Bream can be enigmatic creatures. In some situations they are as dumb as dog droppings, eating practically any lure or fly you throw at them. However, when conditions are tough and their average size is right up, they can be about as demanding as any fish you’re likely to find. If you can see them, chances are they can see you (or at least your movement), so you’ve really got to adopt a stealthy approach and keep your terminals as light as possible.
I frequently visit the upper reaches of the Port River, where there are still some thumping big bream if you know where to look. If it’s still and sunny, you’ll often see some bream around the pilings that will frighten you. Some are comfortably past the magic 50cm mark – bronze in colour, incredibly deep through the flank, and about as tough to hook as any fish I’ve ever encountered. These big guys have seen it all before, and, as the old cliché goes, they didn’t get to that size by being stupid.
Despite many ‘assaults’ on these upper Port giants, I’ve been able to hook less than a handful – and landed none of them.
It’s become a well known fact that ridiculously light leader will get you more bites, but for most anglers there has to be at least some degree of practicality. In most lure fishing situations I start with six pound leader and drop back to four if I have to. Six is relatively robust, particularly a good quality fluorocarbon, and there aren’t too many bream out there that will bite through it. Bream have menacingly powerful jaws and teeth, but like snapper, those teeth are designed to crush rather than cut. Six pound fluoro tends to drop down and fit between the front teeth rather than rasp over them, so you have to be unlucky for a decent fish to chop through it.
Fluorocarbon really is a better choice than nylon mono in most situations, as it’s inherently tougher, its light refractive index is far lower (rendering it less visible), and its reduced buoyancy makes soft plastics sink more naturally.

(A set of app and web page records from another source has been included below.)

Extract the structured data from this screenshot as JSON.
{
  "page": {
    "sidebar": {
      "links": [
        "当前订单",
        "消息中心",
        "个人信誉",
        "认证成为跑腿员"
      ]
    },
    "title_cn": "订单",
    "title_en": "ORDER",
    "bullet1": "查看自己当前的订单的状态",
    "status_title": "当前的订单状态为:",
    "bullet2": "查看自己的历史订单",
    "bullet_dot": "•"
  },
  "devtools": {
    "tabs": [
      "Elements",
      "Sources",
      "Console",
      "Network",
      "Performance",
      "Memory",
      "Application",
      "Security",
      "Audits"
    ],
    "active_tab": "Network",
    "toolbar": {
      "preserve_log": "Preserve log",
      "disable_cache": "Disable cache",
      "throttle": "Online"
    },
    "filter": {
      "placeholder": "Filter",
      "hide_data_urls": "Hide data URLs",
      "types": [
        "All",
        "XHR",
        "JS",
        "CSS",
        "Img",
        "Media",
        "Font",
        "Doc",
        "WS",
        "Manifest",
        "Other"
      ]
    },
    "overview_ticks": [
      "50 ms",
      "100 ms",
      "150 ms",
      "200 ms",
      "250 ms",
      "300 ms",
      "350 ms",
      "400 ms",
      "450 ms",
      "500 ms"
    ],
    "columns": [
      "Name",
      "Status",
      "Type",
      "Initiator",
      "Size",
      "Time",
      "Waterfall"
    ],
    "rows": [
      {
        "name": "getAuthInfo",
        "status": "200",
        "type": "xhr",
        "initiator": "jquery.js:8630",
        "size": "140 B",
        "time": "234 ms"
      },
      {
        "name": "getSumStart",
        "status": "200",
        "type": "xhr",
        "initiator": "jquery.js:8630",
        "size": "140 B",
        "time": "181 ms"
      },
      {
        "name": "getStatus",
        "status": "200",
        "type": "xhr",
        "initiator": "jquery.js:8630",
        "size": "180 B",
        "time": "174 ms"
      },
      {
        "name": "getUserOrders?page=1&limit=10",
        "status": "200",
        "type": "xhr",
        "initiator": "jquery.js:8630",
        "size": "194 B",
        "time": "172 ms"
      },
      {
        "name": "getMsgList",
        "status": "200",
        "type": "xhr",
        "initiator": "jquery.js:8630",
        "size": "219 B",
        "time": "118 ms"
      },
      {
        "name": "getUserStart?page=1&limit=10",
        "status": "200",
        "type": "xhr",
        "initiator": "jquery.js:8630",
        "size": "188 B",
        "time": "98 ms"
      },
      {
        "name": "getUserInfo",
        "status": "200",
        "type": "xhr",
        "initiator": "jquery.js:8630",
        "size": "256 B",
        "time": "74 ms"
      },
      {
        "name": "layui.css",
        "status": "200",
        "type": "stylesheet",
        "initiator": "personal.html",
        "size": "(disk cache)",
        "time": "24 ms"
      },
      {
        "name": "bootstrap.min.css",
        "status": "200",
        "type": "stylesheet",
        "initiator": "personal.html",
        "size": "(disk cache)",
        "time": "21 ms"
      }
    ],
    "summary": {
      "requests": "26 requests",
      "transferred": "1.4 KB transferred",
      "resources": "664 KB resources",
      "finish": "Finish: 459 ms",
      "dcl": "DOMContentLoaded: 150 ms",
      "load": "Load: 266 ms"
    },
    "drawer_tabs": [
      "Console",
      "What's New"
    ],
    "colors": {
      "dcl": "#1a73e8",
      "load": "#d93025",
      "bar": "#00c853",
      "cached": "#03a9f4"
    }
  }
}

You’ll pay more for good fluorocarbon, but it’s definitely worth it. Depending on where I’m fishing, I’ll usually tie on at least a rod length of leader for two reasons – firstly to provide some abrasion resistance where it’s needed most, and secondly to separate the lure from highly visible braid mainline.
There are several knots that can be used to connect fluorocarbon trace to braid, but by far the easiest to tie is the double (back-to-back) uni. This consists of a uni knot formed one way that wraps the leader around the braid, butted up against a second uni tied in the opposite direction that wraps the braid around the leader. Confused? Well, a quick look at Geoff Wilson’s “Knots and Rigs” book will show how to make this quite simple connection far better than I could ever hope to explain it in words. With a little practice you should be able to tie it neatly and reliably in 30 seconds.

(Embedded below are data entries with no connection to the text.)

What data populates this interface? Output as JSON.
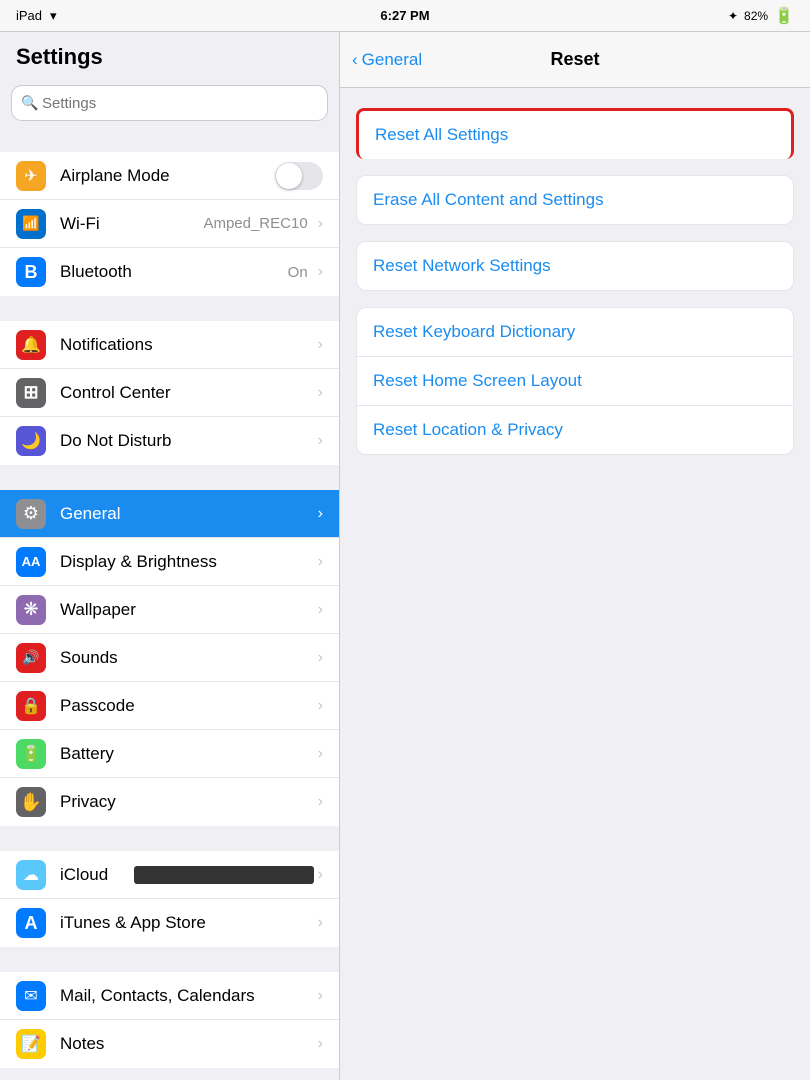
{
  "statusBar": {
    "left": "iPad",
    "wifi": "wifi",
    "time": "6:27 PM",
    "bluetooth": "82%",
    "battery": "82%"
  },
  "sidebar": {
    "title": "Settings",
    "search": {
      "placeholder": "Settings"
    },
    "groups": [
      {
        "items": [
          {
            "id": "airplane",
            "label": "Airplane Mode",
            "icon": "✈",
            "iconBg": "#f5a623",
            "type": "toggle",
            "value": ""
          },
          {
            "id": "wifi",
            "label": "Wi-Fi",
            "icon": "📶",
            "iconBg": "#0070cc",
            "type": "value",
            "value": "Amped_REC10"
          },
          {
            "id": "bluetooth",
            "label": "Bluetooth",
            "icon": "B",
            "iconBg": "#007aff",
            "type": "value",
            "value": "On"
          }
        ]
      },
      {
        "items": [
          {
            "id": "notifications",
            "label": "Notifications",
            "icon": "🔔",
            "iconBg": "#e02020",
            "type": "chevron"
          },
          {
            "id": "control-center",
            "label": "Control Center",
            "icon": "⊞",
            "iconBg": "#636366",
            "type": "chevron"
          },
          {
            "id": "do-not-disturb",
            "label": "Do Not Disturb",
            "icon": "🌙",
            "iconBg": "#5856d6",
            "type": "chevron"
          }
        ]
      },
      {
        "items": [
          {
            "id": "general",
            "label": "General",
            "icon": "⚙",
            "iconBg": "#8e8e93",
            "type": "chevron",
            "active": true
          },
          {
            "id": "display",
            "label": "Display & Brightness",
            "icon": "AA",
            "iconBg": "#007aff",
            "type": "chevron"
          },
          {
            "id": "wallpaper",
            "label": "Wallpaper",
            "icon": "❋",
            "iconBg": "#8e6ab0",
            "type": "chevron"
          },
          {
            "id": "sounds",
            "label": "Sounds",
            "icon": "🔊",
            "iconBg": "#e02020",
            "type": "chevron"
          },
          {
            "id": "passcode",
            "label": "Passcode",
            "icon": "🔒",
            "iconBg": "#e02020",
            "type": "chevron"
          },
          {
            "id": "battery",
            "label": "Battery",
            "icon": "🔋",
            "iconBg": "#4cd964",
            "type": "chevron"
          },
          {
            "id": "privacy",
            "label": "Privacy",
            "icon": "✋",
            "iconBg": "#636366",
            "type": "chevron"
          }
        ]
      },
      {
        "items": [
          {
            "id": "icloud",
            "label": "iCloud",
            "icon": "☁",
            "iconBg": "#5ac8fa",
            "type": "chevron",
            "redacted": true
          },
          {
            "id": "itunes",
            "label": "iTunes & App Store",
            "icon": "A",
            "iconBg": "#007aff",
            "type": "chevron"
          }
        ]
      },
      {
        "items": [
          {
            "id": "mail",
            "label": "Mail, Contacts, Calendars",
            "icon": "✉",
            "iconBg": "#007aff",
            "type": "chevron"
          },
          {
            "id": "notes",
            "label": "Notes",
            "icon": "📝",
            "iconBg": "#ffcc00",
            "type": "chevron"
          }
        ]
      }
    ]
  },
  "rightPanel": {
    "navBack": "General",
    "navTitle": "Reset",
    "groups": [
      {
        "items": [
          {
            "id": "reset-all",
            "label": "Reset All Settings",
            "highlighted": true
          }
        ]
      },
      {
        "items": [
          {
            "id": "erase-all",
            "label": "Erase All Content and Settings"
          }
        ]
      },
      {
        "items": [
          {
            "id": "reset-network",
            "label": "Reset Network Settings"
          }
        ]
      },
      {
        "items": [
          {
            "id": "reset-keyboard",
            "label": "Reset Keyboard Dictionary"
          },
          {
            "id": "reset-home",
            "label": "Reset Home Screen Layout"
          },
          {
            "id": "reset-location",
            "label": "Reset Location & Privacy"
          }
        ]
      }
    ]
  },
  "arrow": {
    "label": "→"
  }
}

As is the case with leader diameter, the lighter your soft plastic presentation, the better your hook up rate will be. Only in still conditions is it practical to use no head weight at all, but this is undoubtedly the way to go if possible. The Squidgy Pro Lobby is among the most effective soft plastics I’ve ever used on big bream, and nine times out of ten I rig it on a weedless hook with no lead. The Lobby is supposed to replicate a yabbie, and it definitely does this best with no jig head weight.
If you do have some wind or tide to contend with, particularly in deeper water, rig your plastic on the lightest jig head you can get away with. The more time the lure takes to get to the bottom, the greater your chance of getting ‘bit on the drop’.
Suspending hard bodies can be very effective big bream catchers too, especially if the fish are hanging on structure and well away from the bottom. Most of the big name lure manufacturers offer a selection of suspenders, which need to be rigged thoughtfully to suit specific fishing locations.
Suspenders like the Rapala X Rap and Cultiva Rippin’ Minnow can be dynamite around old wharf pilings, in rivers where there’s submerged timber and also in waterways where there are bankside ledges and pronounced drop-offs. When the fishing is visual, there are few things more exciting than casting a suspending lure into where you know the bream are holding, getting it to the right depth, twitching it to imitate a wounded baitfish and ultimately seeing a big bream race over and annihilate it.
One of the great things about bream fishing is that you can make it as basic or as scientific as you like. Bait fishers catch plenty of nice ones, of course, but there’s nothing quite like fooling them on lures. I’m certainly no bream fanatic, but I know plenty who are, and they are invariably clever, persistent and fastidious anglers. The ability to catch big bream on a regular basis is what really sorts out the experts from the rest of the field.
If you’re keen on becoming a big bream specialist, stick to the golden rules of tying on the thinnest leader you can get away with, using the lightest possible jigheads, and getting out there amongst them as often as you can. I can guarantee you’ll hook more big bream and have a lot more fun in the process!